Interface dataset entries
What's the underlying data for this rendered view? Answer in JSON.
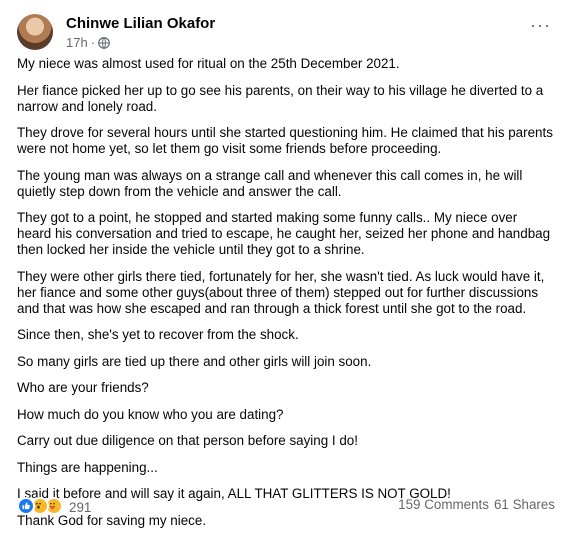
{
  "author": {
    "name": "Chinwe Lilian Okafor",
    "time": "17h",
    "separator": "·"
  },
  "menu": {
    "more_glyph": "···"
  },
  "paragraphs": [
    "My niece was almost used for ritual on the 25th December 2021.",
    "Her fiance picked her up to go see his parents, on their way to his village he diverted to a narrow and lonely road.",
    "They drove for several hours until she started questioning him. He claimed that his parents were not home yet, so let them go visit some friends before proceeding.",
    "The young man was always on a strange call and whenever this call comes in, he will quietly step down from the vehicle and answer the call.",
    "They got to a point, he stopped and started making some funny calls.. My niece over heard his conversation and tried to escape, he caught her, seized her phone and handbag then locked her inside the vehicle until they got to a shrine.",
    "They were other girls there tied, fortunately for her, she wasn't tied. As luck would have it, her fiance and some other guys(about three of them) stepped out for further discussions and that was how she escaped and ran through a thick forest until she got to the road.",
    "Since then, she's yet to recover from the shock.",
    "So many girls are tied up there and other girls will join soon.",
    "Who are your friends?",
    "How much do you know who you are dating?",
    "Carry out due diligence on that person before saying I do!",
    "Things are happening...",
    "I said it before and will say it again, ALL THAT GLITTERS IS NOT GOLD!",
    "Thank God for saving my niece."
  ],
  "engagement": {
    "reactions_count": "291",
    "comments": "159 Comments",
    "shares": "61 Shares",
    "reaction_icons": [
      "like-icon",
      "wow-icon",
      "care-icon"
    ]
  },
  "colors": {
    "secondary_text": "#65676b",
    "like_blue": "#1877f2",
    "emoji_yellow": "#f7b928"
  }
}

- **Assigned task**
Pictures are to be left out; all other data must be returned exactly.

- **Worked solution**
What's the underlying data for this rendered view? Answer in JSON.
{
  "author": {
    "name": "Chinwe Lilian Okafor",
    "time": "17h",
    "separator": "·"
  },
  "menu": {
    "more_glyph": "···"
  },
  "paragraphs": [
    "My niece was almost used for ritual on the 25th December 2021.",
    "Her fiance picked her up to go see his parents, on their way to his village he diverted to a narrow and lonely road.",
    "They drove for several hours until she started questioning him. He claimed that his parents were not home yet, so let them go visit some friends before proceeding.",
    "The young man was always on a strange call and whenever this call comes in, he will quietly step down from the vehicle and answer the call.",
    "They got to a point, he stopped and started making some funny calls.. My niece over heard his conversation and tried to escape, he caught her, seized her phone and handbag then locked her inside the vehicle until they got to a shrine.",
    "They were other girls there tied, fortunately for her, she wasn't tied. As luck would have it, her fiance and some other guys(about three of them) stepped out for further discussions and that was how she escaped and ran through a thick forest until she got to the road.",
    "Since then, she's yet to recover from the shock.",
    "So many girls are tied up there and other girls will join soon.",
    "Who are your friends?",
    "How much do you know who you are dating?",
    "Carry out due diligence on that person before saying I do!",
    "Things are happening...",
    "I said it before and will say it again, ALL THAT GLITTERS IS NOT GOLD!",
    "Thank God for saving my niece."
  ],
  "engagement": {
    "reactions_count": "291",
    "comments": "159 Comments",
    "shares": "61 Shares",
    "reaction_icons": [
      "like-icon",
      "wow-icon",
      "care-icon"
    ]
  },
  "colors": {
    "secondary_text": "#65676b",
    "like_blue": "#1877f2",
    "emoji_yellow": "#f7b928"
  }
}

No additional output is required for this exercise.